**BRIEF**
Write out each record below exactly, without pictures.

**DATA EXTRACT**
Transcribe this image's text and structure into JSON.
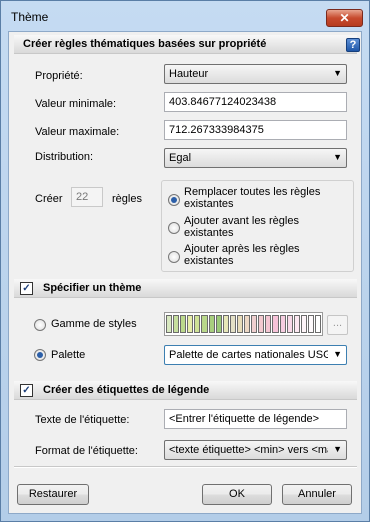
{
  "window": {
    "title": "Thème",
    "close_label": "✕"
  },
  "section_rules": {
    "title": "Créer règles thématiques basées sur propriété",
    "help_icon_label": "?",
    "property_label": "Propriété:",
    "property_value": "Hauteur",
    "min_label": "Valeur minimale:",
    "min_value": "403.84677124023438",
    "max_label": "Valeur maximale:",
    "max_value": "712.267333984375",
    "distribution_label": "Distribution:",
    "distribution_value": "Egal",
    "create_label": "Créer",
    "create_count": "22",
    "rules_label": "règles",
    "options": [
      {
        "label": "Remplacer toutes les règles existantes",
        "checked": true
      },
      {
        "label": "Ajouter avant les règles existantes",
        "checked": false
      },
      {
        "label": "Ajouter après les règles existantes",
        "checked": false
      }
    ]
  },
  "section_theme": {
    "title": "Spécifier un thème",
    "checked": true,
    "style_range_label": "Gamme de styles",
    "palette_label": "Palette",
    "palette_value": "Palette de cartes nationales USGS",
    "ellipsis_label": "...",
    "swatches": [
      "#d8e8c0",
      "#c6df9e",
      "#bcd98c",
      "#e6eda8",
      "#cfe296",
      "#b9d88a",
      "#a8cf7e",
      "#9bc978",
      "#e7e7b8",
      "#e4e0c6",
      "#e7dcb9",
      "#ecd7c4",
      "#efcfcf",
      "#f2c9cf",
      "#f4c6d2",
      "#f7c3d9",
      "#f6cde0",
      "#f8d9e8",
      "#fce8f1",
      "#fdf4f8",
      "#fefafc",
      "#ffffff"
    ]
  },
  "section_legend": {
    "title": "Créer des étiquettes de légende",
    "checked": true,
    "label_text_label": "Texte de l'étiquette:",
    "label_text_value": "<Entrer l'étiquette de légende>",
    "label_format_label": "Format de l'étiquette:",
    "label_format_value": "<texte étiquette> <min> vers <max>"
  },
  "buttons": {
    "restore": "Restaurer",
    "ok": "OK",
    "cancel": "Annuler"
  }
}
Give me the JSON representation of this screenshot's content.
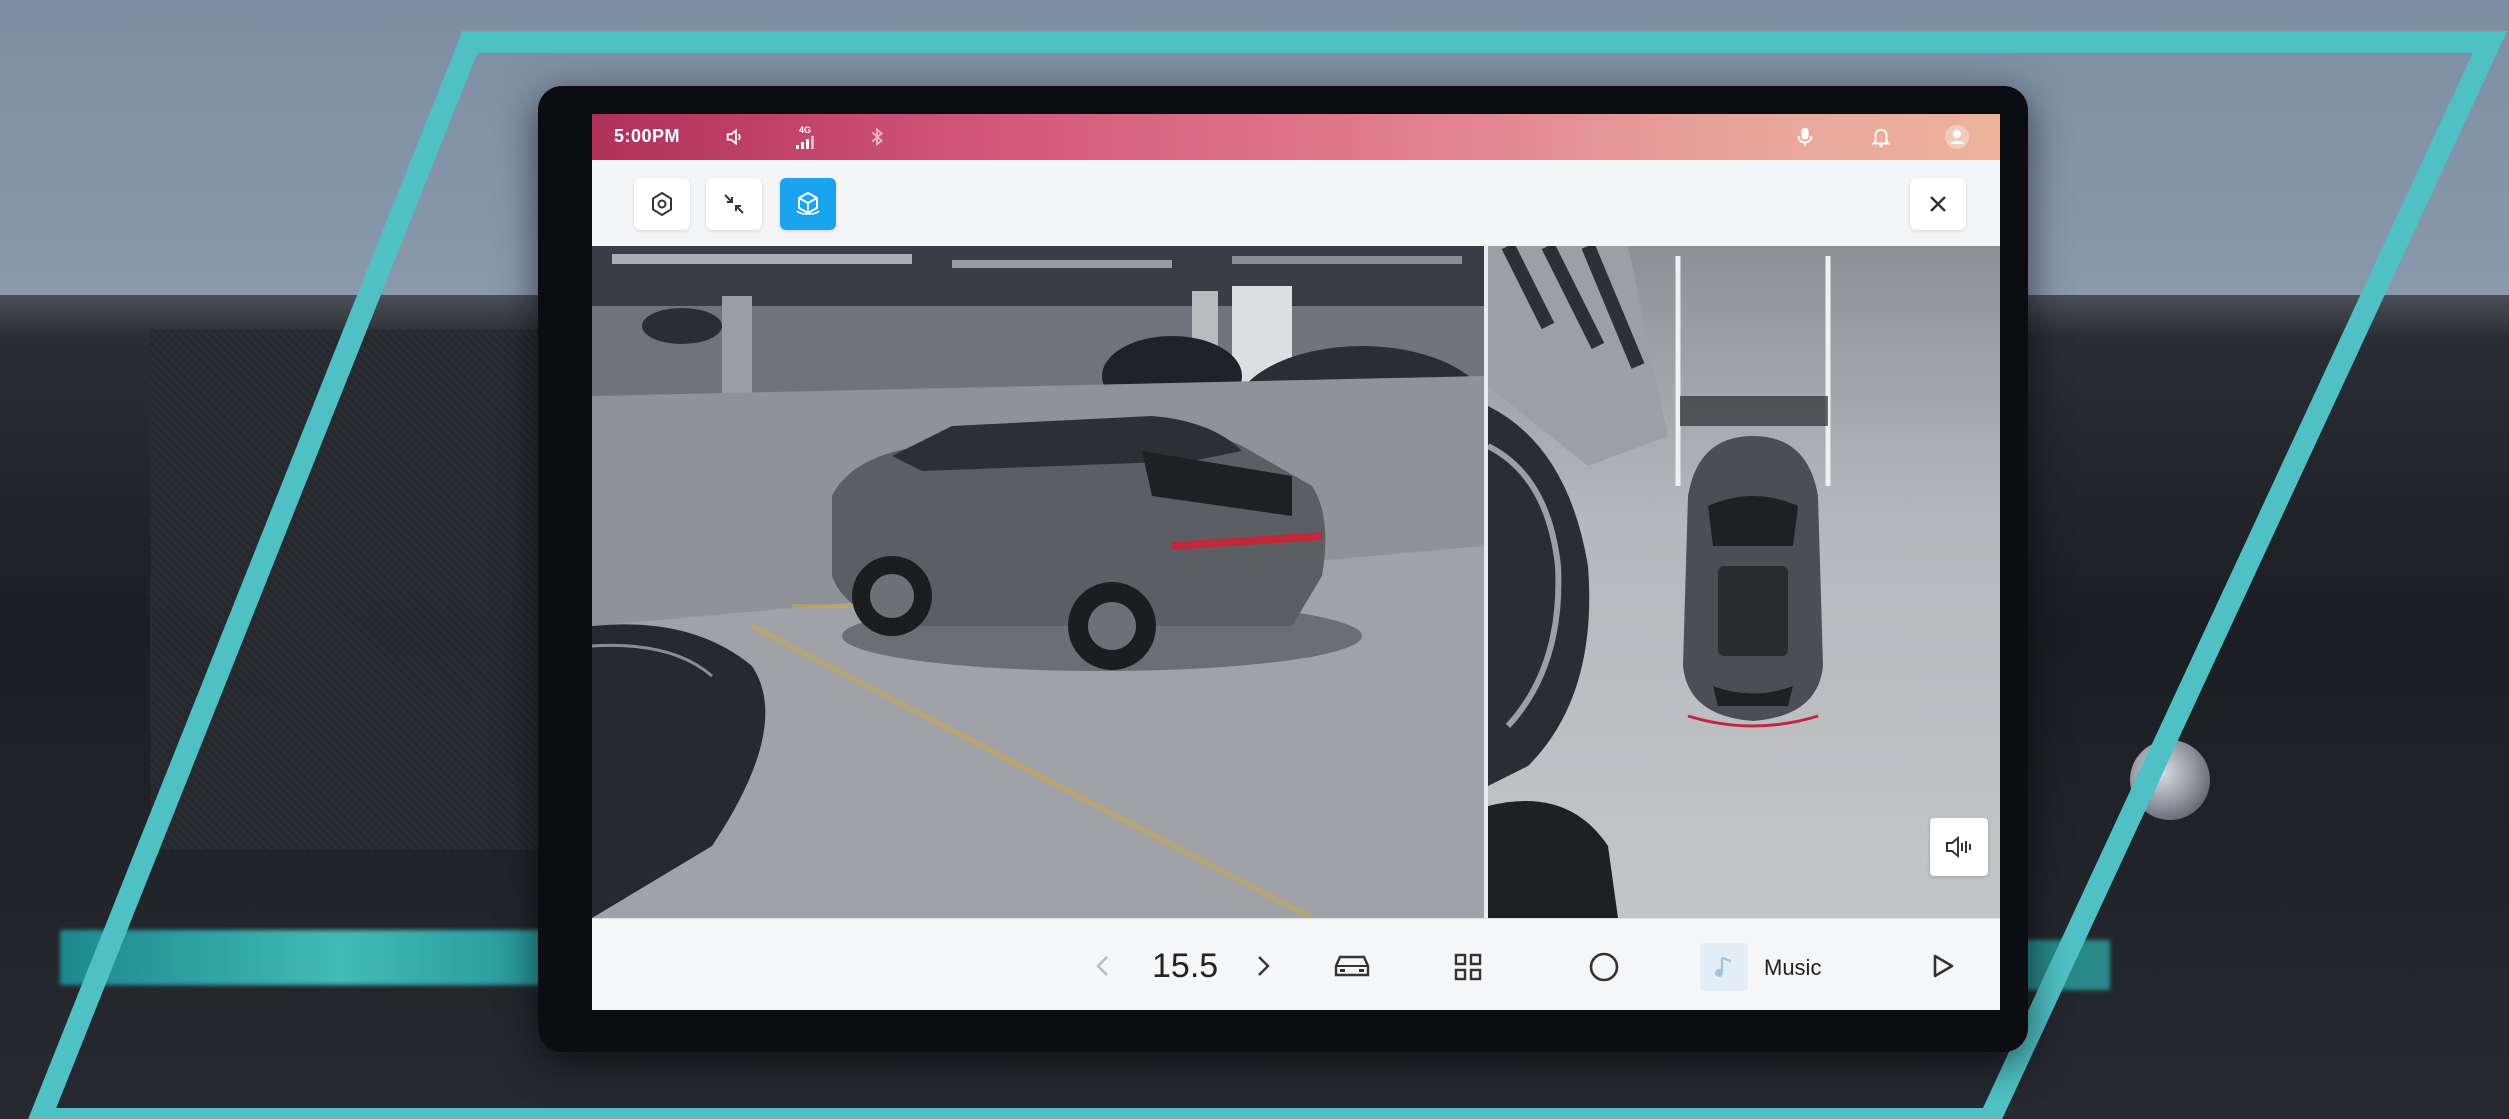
{
  "status_bar": {
    "time": "5:00PM",
    "signal_label": "4G"
  },
  "dock": {
    "temperature": "15.5",
    "media_label": "Music"
  },
  "colors": {
    "frame": "#4fc0c4",
    "accent_active": "#1aa4f0",
    "status_gradient_start": "#b0305a",
    "status_gradient_end": "#ecb39a"
  },
  "icons": {
    "settings": "settings-icon",
    "minimize": "minimize-icon",
    "view_3d": "view-3d-icon",
    "close": "close-icon",
    "volume": "volume-icon",
    "signal": "signal-icon",
    "bluetooth": "bluetooth-icon",
    "microphone": "microphone-icon",
    "notification": "notification-icon",
    "profile": "profile-icon",
    "car": "car-icon",
    "apps": "apps-grid-icon",
    "home": "home-icon",
    "play": "play-icon",
    "sound_toggle": "speaker-icon"
  }
}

**FINISHED TASK**
Transcribe this image's text and structure into JSON.
{
  "window": {
    "title": "Thème",
    "close_label": "✕"
  },
  "section_rules": {
    "title": "Créer règles thématiques basées sur propriété",
    "help_icon_label": "?",
    "property_label": "Propriété:",
    "property_value": "Hauteur",
    "min_label": "Valeur minimale:",
    "min_value": "403.84677124023438",
    "max_label": "Valeur maximale:",
    "max_value": "712.267333984375",
    "distribution_label": "Distribution:",
    "distribution_value": "Egal",
    "create_label": "Créer",
    "create_count": "22",
    "rules_label": "règles",
    "options": [
      {
        "label": "Remplacer toutes les règles existantes",
        "checked": true
      },
      {
        "label": "Ajouter avant les règles existantes",
        "checked": false
      },
      {
        "label": "Ajouter après les règles existantes",
        "checked": false
      }
    ]
  },
  "section_theme": {
    "title": "Spécifier un thème",
    "checked": true,
    "style_range_label": "Gamme de styles",
    "palette_label": "Palette",
    "palette_value": "Palette de cartes nationales USGS",
    "ellipsis_label": "...",
    "swatches": [
      "#d8e8c0",
      "#c6df9e",
      "#bcd98c",
      "#e6eda8",
      "#cfe296",
      "#b9d88a",
      "#a8cf7e",
      "#9bc978",
      "#e7e7b8",
      "#e4e0c6",
      "#e7dcb9",
      "#ecd7c4",
      "#efcfcf",
      "#f2c9cf",
      "#f4c6d2",
      "#f7c3d9",
      "#f6cde0",
      "#f8d9e8",
      "#fce8f1",
      "#fdf4f8",
      "#fefafc",
      "#ffffff"
    ]
  },
  "section_legend": {
    "title": "Créer des étiquettes de légende",
    "checked": true,
    "label_text_label": "Texte de l'étiquette:",
    "label_text_value": "<Entrer l'étiquette de légende>",
    "label_format_label": "Format de l'étiquette:",
    "label_format_value": "<texte étiquette> <min> vers <max>"
  },
  "buttons": {
    "restore": "Restaurer",
    "ok": "OK",
    "cancel": "Annuler"
  }
}
Give me the JSON representation of this screenshot's content.
{
  "status_bar": {
    "time": "5:00PM",
    "signal_label": "4G"
  },
  "dock": {
    "temperature": "15.5",
    "media_label": "Music"
  },
  "colors": {
    "frame": "#4fc0c4",
    "accent_active": "#1aa4f0",
    "status_gradient_start": "#b0305a",
    "status_gradient_end": "#ecb39a"
  },
  "icons": {
    "settings": "settings-icon",
    "minimize": "minimize-icon",
    "view_3d": "view-3d-icon",
    "close": "close-icon",
    "volume": "volume-icon",
    "signal": "signal-icon",
    "bluetooth": "bluetooth-icon",
    "microphone": "microphone-icon",
    "notification": "notification-icon",
    "profile": "profile-icon",
    "car": "car-icon",
    "apps": "apps-grid-icon",
    "home": "home-icon",
    "play": "play-icon",
    "sound_toggle": "speaker-icon"
  }
}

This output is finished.